● EXERCISE
Every record shown below should be duplicated exactly.

WORKING DATA Block Start

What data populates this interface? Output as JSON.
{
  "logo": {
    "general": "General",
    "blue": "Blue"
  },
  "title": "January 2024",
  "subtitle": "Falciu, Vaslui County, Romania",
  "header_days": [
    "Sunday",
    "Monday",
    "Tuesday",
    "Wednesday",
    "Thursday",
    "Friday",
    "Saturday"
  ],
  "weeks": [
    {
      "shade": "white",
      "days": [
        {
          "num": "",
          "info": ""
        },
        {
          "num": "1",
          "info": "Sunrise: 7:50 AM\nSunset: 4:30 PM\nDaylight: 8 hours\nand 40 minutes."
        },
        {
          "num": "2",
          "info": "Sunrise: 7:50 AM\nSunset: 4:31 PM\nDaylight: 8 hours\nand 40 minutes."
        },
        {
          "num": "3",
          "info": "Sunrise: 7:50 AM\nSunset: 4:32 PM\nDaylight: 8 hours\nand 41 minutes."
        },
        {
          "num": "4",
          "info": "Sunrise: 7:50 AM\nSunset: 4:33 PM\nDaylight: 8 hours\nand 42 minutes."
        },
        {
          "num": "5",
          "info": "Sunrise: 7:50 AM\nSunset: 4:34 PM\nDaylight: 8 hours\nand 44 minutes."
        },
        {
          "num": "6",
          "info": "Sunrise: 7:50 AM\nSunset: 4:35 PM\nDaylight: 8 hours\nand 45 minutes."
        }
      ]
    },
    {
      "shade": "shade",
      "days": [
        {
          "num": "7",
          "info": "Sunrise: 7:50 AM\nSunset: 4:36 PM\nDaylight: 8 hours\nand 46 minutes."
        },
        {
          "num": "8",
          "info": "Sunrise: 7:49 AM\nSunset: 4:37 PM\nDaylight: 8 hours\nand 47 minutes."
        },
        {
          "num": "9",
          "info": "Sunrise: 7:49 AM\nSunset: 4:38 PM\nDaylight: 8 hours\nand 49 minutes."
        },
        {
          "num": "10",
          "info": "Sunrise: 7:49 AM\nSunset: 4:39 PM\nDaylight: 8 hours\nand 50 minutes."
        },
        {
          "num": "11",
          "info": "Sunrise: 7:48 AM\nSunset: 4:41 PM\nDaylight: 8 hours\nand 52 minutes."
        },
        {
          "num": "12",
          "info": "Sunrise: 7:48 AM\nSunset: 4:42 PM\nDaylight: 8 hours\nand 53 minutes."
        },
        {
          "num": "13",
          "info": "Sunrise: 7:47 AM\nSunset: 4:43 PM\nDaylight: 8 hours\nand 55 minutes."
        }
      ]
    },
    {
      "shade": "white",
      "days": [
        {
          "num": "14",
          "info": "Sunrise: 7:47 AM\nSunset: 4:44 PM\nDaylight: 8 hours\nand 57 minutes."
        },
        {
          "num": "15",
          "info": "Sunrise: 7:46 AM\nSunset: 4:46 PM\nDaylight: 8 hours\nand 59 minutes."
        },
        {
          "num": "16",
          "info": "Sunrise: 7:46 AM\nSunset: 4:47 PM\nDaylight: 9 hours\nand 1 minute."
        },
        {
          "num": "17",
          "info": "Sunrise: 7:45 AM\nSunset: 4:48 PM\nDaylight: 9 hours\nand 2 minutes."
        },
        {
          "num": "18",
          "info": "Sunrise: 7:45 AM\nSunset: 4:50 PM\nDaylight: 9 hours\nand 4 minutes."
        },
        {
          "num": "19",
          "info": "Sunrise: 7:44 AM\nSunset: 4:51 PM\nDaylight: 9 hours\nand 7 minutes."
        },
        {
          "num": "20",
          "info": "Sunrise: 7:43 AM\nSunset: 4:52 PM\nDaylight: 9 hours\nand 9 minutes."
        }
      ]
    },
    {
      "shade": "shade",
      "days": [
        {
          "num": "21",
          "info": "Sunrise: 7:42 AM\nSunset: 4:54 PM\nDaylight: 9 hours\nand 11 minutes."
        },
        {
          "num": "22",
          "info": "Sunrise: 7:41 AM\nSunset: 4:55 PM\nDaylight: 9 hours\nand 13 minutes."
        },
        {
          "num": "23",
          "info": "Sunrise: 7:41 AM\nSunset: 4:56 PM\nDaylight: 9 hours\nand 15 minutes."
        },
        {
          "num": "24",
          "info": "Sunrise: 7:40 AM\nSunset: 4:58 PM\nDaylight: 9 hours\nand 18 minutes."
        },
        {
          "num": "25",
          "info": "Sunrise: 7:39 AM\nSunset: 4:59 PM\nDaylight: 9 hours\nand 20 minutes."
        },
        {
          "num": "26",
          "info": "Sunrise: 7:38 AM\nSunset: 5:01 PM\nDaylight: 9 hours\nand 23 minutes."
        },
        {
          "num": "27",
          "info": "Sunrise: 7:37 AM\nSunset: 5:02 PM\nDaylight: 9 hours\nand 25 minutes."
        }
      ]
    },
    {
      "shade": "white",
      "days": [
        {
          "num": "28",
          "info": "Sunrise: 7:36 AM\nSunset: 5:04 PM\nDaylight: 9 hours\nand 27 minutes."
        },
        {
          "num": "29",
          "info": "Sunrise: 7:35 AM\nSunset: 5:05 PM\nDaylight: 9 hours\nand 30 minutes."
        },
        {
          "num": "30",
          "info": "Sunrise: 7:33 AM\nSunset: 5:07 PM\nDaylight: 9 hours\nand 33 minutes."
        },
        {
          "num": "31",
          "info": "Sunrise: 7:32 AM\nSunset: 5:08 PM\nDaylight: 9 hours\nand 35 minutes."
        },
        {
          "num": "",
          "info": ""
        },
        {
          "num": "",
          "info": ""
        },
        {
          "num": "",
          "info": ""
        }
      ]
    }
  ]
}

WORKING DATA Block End

● EXERCISE RESPONSE
What data populates this interface? Output as JSON.
{
  "logo": {
    "general": "General",
    "blue": "Blue"
  },
  "title": "January 2024",
  "subtitle": "Falciu, Vaslui County, Romania",
  "header_days": [
    "Sunday",
    "Monday",
    "Tuesday",
    "Wednesday",
    "Thursday",
    "Friday",
    "Saturday"
  ],
  "weeks": [
    {
      "shade": "white",
      "days": [
        {
          "num": "",
          "info": ""
        },
        {
          "num": "1",
          "info": "Sunrise: 7:50 AM\nSunset: 4:30 PM\nDaylight: 8 hours\nand 40 minutes."
        },
        {
          "num": "2",
          "info": "Sunrise: 7:50 AM\nSunset: 4:31 PM\nDaylight: 8 hours\nand 40 minutes."
        },
        {
          "num": "3",
          "info": "Sunrise: 7:50 AM\nSunset: 4:32 PM\nDaylight: 8 hours\nand 41 minutes."
        },
        {
          "num": "4",
          "info": "Sunrise: 7:50 AM\nSunset: 4:33 PM\nDaylight: 8 hours\nand 42 minutes."
        },
        {
          "num": "5",
          "info": "Sunrise: 7:50 AM\nSunset: 4:34 PM\nDaylight: 8 hours\nand 44 minutes."
        },
        {
          "num": "6",
          "info": "Sunrise: 7:50 AM\nSunset: 4:35 PM\nDaylight: 8 hours\nand 45 minutes."
        }
      ]
    },
    {
      "shade": "shade",
      "days": [
        {
          "num": "7",
          "info": "Sunrise: 7:50 AM\nSunset: 4:36 PM\nDaylight: 8 hours\nand 46 minutes."
        },
        {
          "num": "8",
          "info": "Sunrise: 7:49 AM\nSunset: 4:37 PM\nDaylight: 8 hours\nand 47 minutes."
        },
        {
          "num": "9",
          "info": "Sunrise: 7:49 AM\nSunset: 4:38 PM\nDaylight: 8 hours\nand 49 minutes."
        },
        {
          "num": "10",
          "info": "Sunrise: 7:49 AM\nSunset: 4:39 PM\nDaylight: 8 hours\nand 50 minutes."
        },
        {
          "num": "11",
          "info": "Sunrise: 7:48 AM\nSunset: 4:41 PM\nDaylight: 8 hours\nand 52 minutes."
        },
        {
          "num": "12",
          "info": "Sunrise: 7:48 AM\nSunset: 4:42 PM\nDaylight: 8 hours\nand 53 minutes."
        },
        {
          "num": "13",
          "info": "Sunrise: 7:47 AM\nSunset: 4:43 PM\nDaylight: 8 hours\nand 55 minutes."
        }
      ]
    },
    {
      "shade": "white",
      "days": [
        {
          "num": "14",
          "info": "Sunrise: 7:47 AM\nSunset: 4:44 PM\nDaylight: 8 hours\nand 57 minutes."
        },
        {
          "num": "15",
          "info": "Sunrise: 7:46 AM\nSunset: 4:46 PM\nDaylight: 8 hours\nand 59 minutes."
        },
        {
          "num": "16",
          "info": "Sunrise: 7:46 AM\nSunset: 4:47 PM\nDaylight: 9 hours\nand 1 minute."
        },
        {
          "num": "17",
          "info": "Sunrise: 7:45 AM\nSunset: 4:48 PM\nDaylight: 9 hours\nand 2 minutes."
        },
        {
          "num": "18",
          "info": "Sunrise: 7:45 AM\nSunset: 4:50 PM\nDaylight: 9 hours\nand 4 minutes."
        },
        {
          "num": "19",
          "info": "Sunrise: 7:44 AM\nSunset: 4:51 PM\nDaylight: 9 hours\nand 7 minutes."
        },
        {
          "num": "20",
          "info": "Sunrise: 7:43 AM\nSunset: 4:52 PM\nDaylight: 9 hours\nand 9 minutes."
        }
      ]
    },
    {
      "shade": "shade",
      "days": [
        {
          "num": "21",
          "info": "Sunrise: 7:42 AM\nSunset: 4:54 PM\nDaylight: 9 hours\nand 11 minutes."
        },
        {
          "num": "22",
          "info": "Sunrise: 7:41 AM\nSunset: 4:55 PM\nDaylight: 9 hours\nand 13 minutes."
        },
        {
          "num": "23",
          "info": "Sunrise: 7:41 AM\nSunset: 4:56 PM\nDaylight: 9 hours\nand 15 minutes."
        },
        {
          "num": "24",
          "info": "Sunrise: 7:40 AM\nSunset: 4:58 PM\nDaylight: 9 hours\nand 18 minutes."
        },
        {
          "num": "25",
          "info": "Sunrise: 7:39 AM\nSunset: 4:59 PM\nDaylight: 9 hours\nand 20 minutes."
        },
        {
          "num": "26",
          "info": "Sunrise: 7:38 AM\nSunset: 5:01 PM\nDaylight: 9 hours\nand 23 minutes."
        },
        {
          "num": "27",
          "info": "Sunrise: 7:37 AM\nSunset: 5:02 PM\nDaylight: 9 hours\nand 25 minutes."
        }
      ]
    },
    {
      "shade": "white",
      "days": [
        {
          "num": "28",
          "info": "Sunrise: 7:36 AM\nSunset: 5:04 PM\nDaylight: 9 hours\nand 27 minutes."
        },
        {
          "num": "29",
          "info": "Sunrise: 7:35 AM\nSunset: 5:05 PM\nDaylight: 9 hours\nand 30 minutes."
        },
        {
          "num": "30",
          "info": "Sunrise: 7:33 AM\nSunset: 5:07 PM\nDaylight: 9 hours\nand 33 minutes."
        },
        {
          "num": "31",
          "info": "Sunrise: 7:32 AM\nSunset: 5:08 PM\nDaylight: 9 hours\nand 35 minutes."
        },
        {
          "num": "",
          "info": ""
        },
        {
          "num": "",
          "info": ""
        },
        {
          "num": "",
          "info": ""
        }
      ]
    }
  ]
}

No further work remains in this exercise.